__Exercise__
No pictures belong in the answer. Repeat all the entries exactly.
=== Begin Enclosure ===
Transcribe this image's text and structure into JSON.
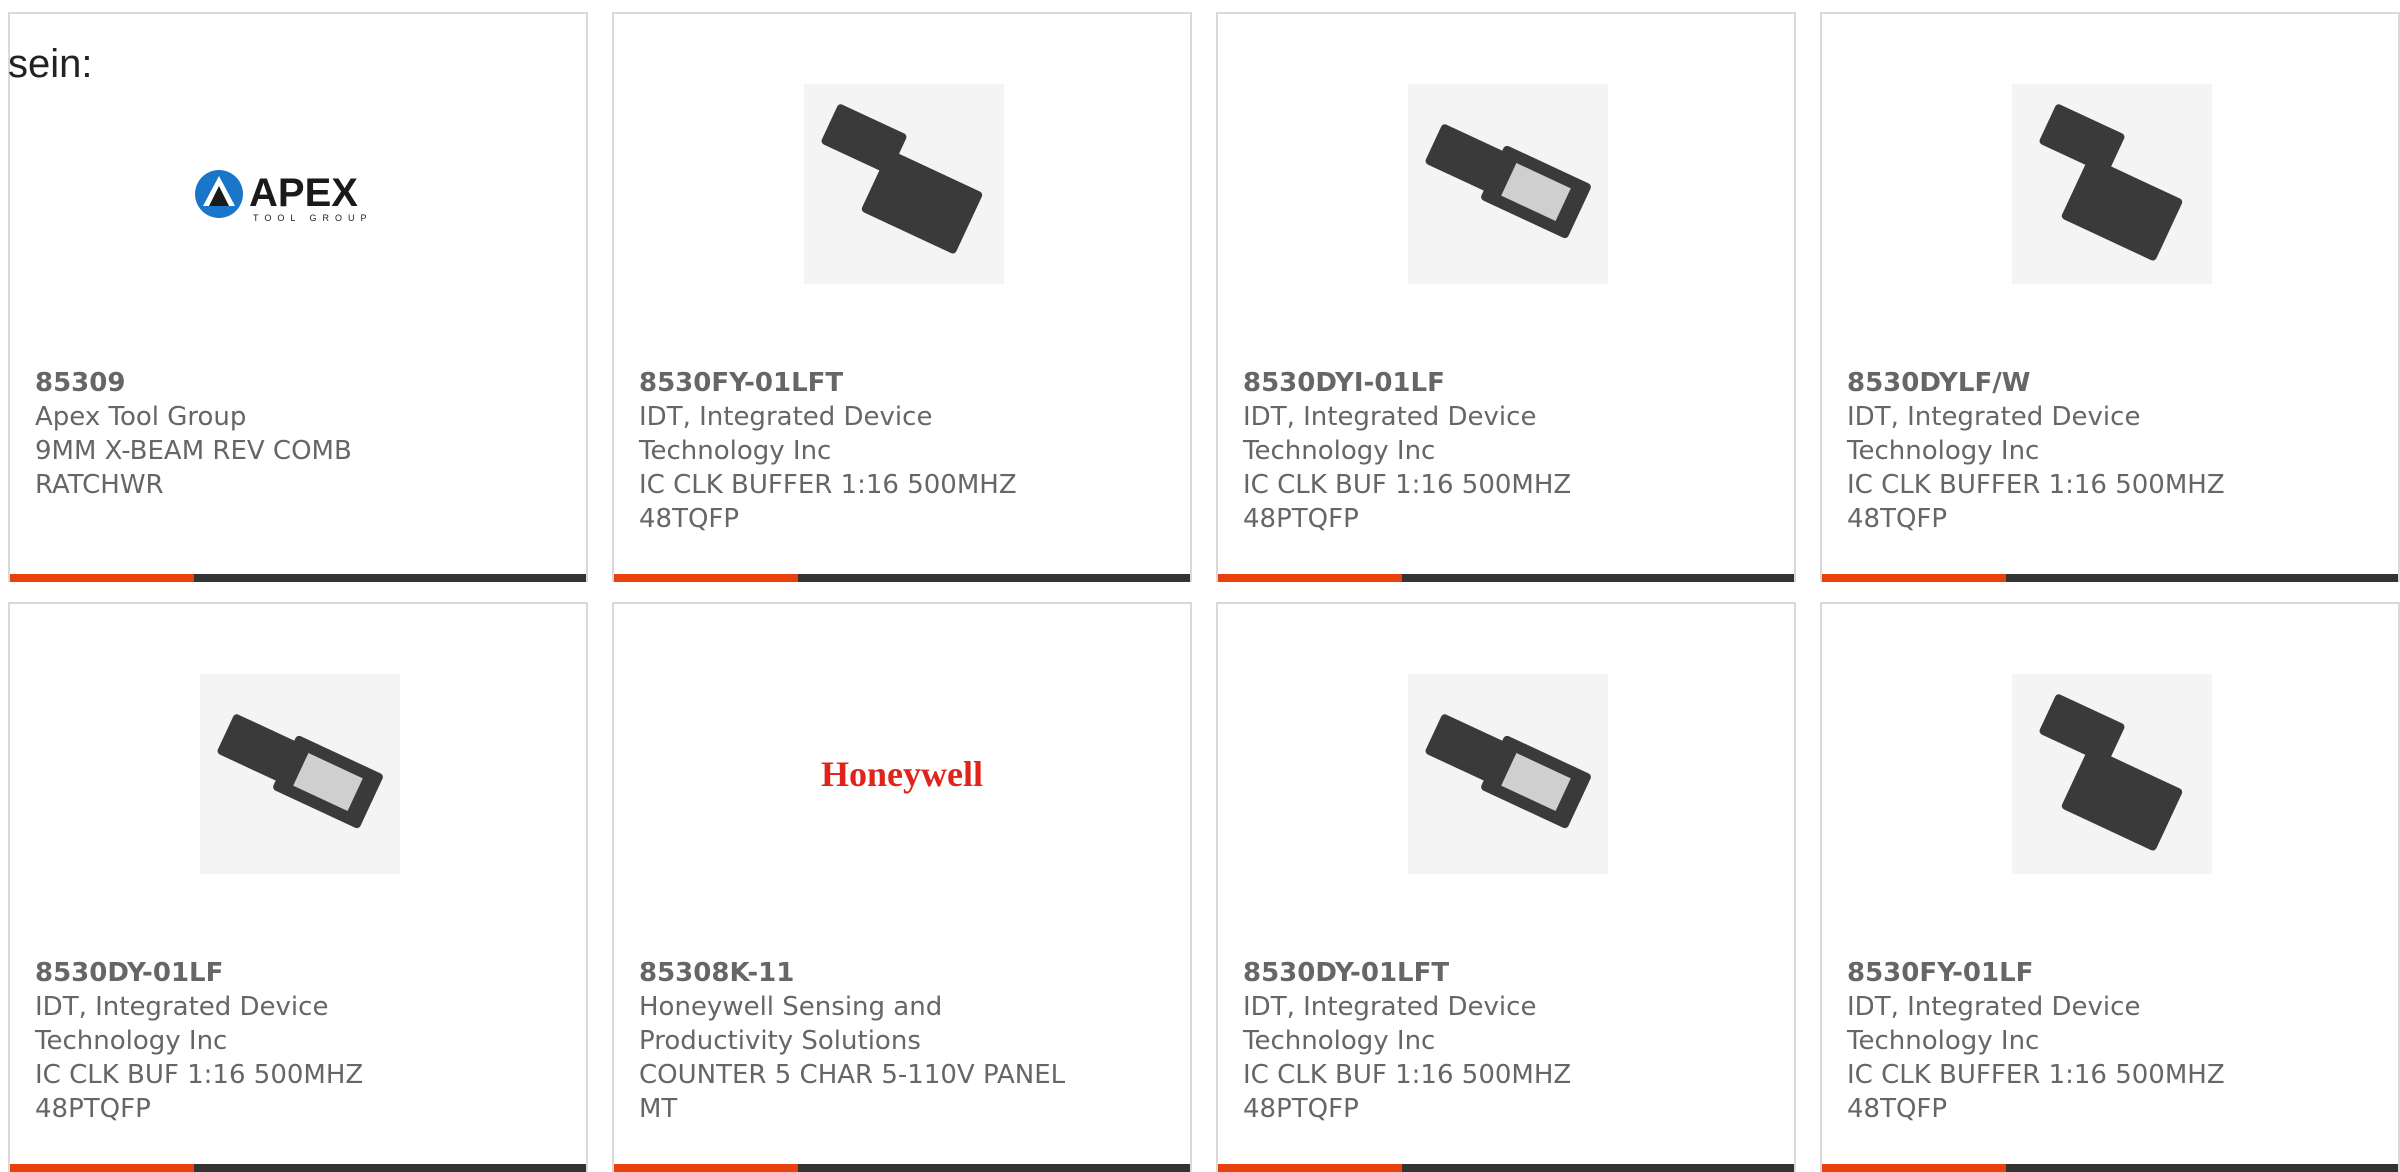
{
  "intro_text": "sein:",
  "colors": {
    "accent": "#e8410c",
    "bar": "#333333",
    "text": "#666666"
  },
  "products": [
    {
      "part": "85309",
      "maker": "Apex Tool Group",
      "desc": "9MM X-BEAM REV COMB RATCHWR",
      "image": "apex-logo",
      "logo_text": "APEX",
      "logo_sub": "TOOL GROUP"
    },
    {
      "part": "8530FY-01LFT",
      "maker": "IDT, Integrated Device Technology Inc",
      "desc": "IC CLK BUFFER 1:16 500MHZ 48TQFP",
      "image": "chip-photo"
    },
    {
      "part": "8530DYI-01LF",
      "maker": "IDT, Integrated Device Technology Inc",
      "desc": "IC CLK BUF 1:16 500MHZ 48PTQFP",
      "image": "chip-photo"
    },
    {
      "part": "8530DYLF/W",
      "maker": "IDT, Integrated Device Technology Inc",
      "desc": "IC CLK BUFFER 1:16 500MHZ 48TQFP",
      "image": "chip-photo"
    },
    {
      "part": "8530DY-01LF",
      "maker": "IDT, Integrated Device Technology Inc",
      "desc": "IC CLK BUF 1:16 500MHZ 48PTQFP",
      "image": "chip-photo"
    },
    {
      "part": "85308K-11",
      "maker": "Honeywell Sensing and Productivity Solutions",
      "desc": "COUNTER 5 CHAR 5-110V PANEL MT",
      "image": "honeywell-logo",
      "logo_text": "Honeywell"
    },
    {
      "part": "8530DY-01LFT",
      "maker": "IDT, Integrated Device Technology Inc",
      "desc": "IC CLK BUF 1:16 500MHZ 48PTQFP",
      "image": "chip-photo"
    },
    {
      "part": "8530FY-01LF",
      "maker": "IDT, Integrated Device Technology Inc",
      "desc": "IC CLK BUFFER 1:16 500MHZ 48TQFP",
      "image": "chip-photo"
    }
  ]
}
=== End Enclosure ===
__Output for this exercise__
Transcribe this image's text and structure into JSON.
{
  "intro_text": "sein:",
  "colors": {
    "accent": "#e8410c",
    "bar": "#333333",
    "text": "#666666"
  },
  "products": [
    {
      "part": "85309",
      "maker": "Apex Tool Group",
      "desc": "9MM X-BEAM REV COMB RATCHWR",
      "image": "apex-logo",
      "logo_text": "APEX",
      "logo_sub": "TOOL GROUP"
    },
    {
      "part": "8530FY-01LFT",
      "maker": "IDT, Integrated Device Technology Inc",
      "desc": "IC CLK BUFFER 1:16 500MHZ 48TQFP",
      "image": "chip-photo"
    },
    {
      "part": "8530DYI-01LF",
      "maker": "IDT, Integrated Device Technology Inc",
      "desc": "IC CLK BUF 1:16 500MHZ 48PTQFP",
      "image": "chip-photo"
    },
    {
      "part": "8530DYLF/W",
      "maker": "IDT, Integrated Device Technology Inc",
      "desc": "IC CLK BUFFER 1:16 500MHZ 48TQFP",
      "image": "chip-photo"
    },
    {
      "part": "8530DY-01LF",
      "maker": "IDT, Integrated Device Technology Inc",
      "desc": "IC CLK BUF 1:16 500MHZ 48PTQFP",
      "image": "chip-photo"
    },
    {
      "part": "85308K-11",
      "maker": "Honeywell Sensing and Productivity Solutions",
      "desc": "COUNTER 5 CHAR 5-110V PANEL MT",
      "image": "honeywell-logo",
      "logo_text": "Honeywell"
    },
    {
      "part": "8530DY-01LFT",
      "maker": "IDT, Integrated Device Technology Inc",
      "desc": "IC CLK BUF 1:16 500MHZ 48PTQFP",
      "image": "chip-photo"
    },
    {
      "part": "8530FY-01LF",
      "maker": "IDT, Integrated Device Technology Inc",
      "desc": "IC CLK BUFFER 1:16 500MHZ 48TQFP",
      "image": "chip-photo"
    }
  ]
}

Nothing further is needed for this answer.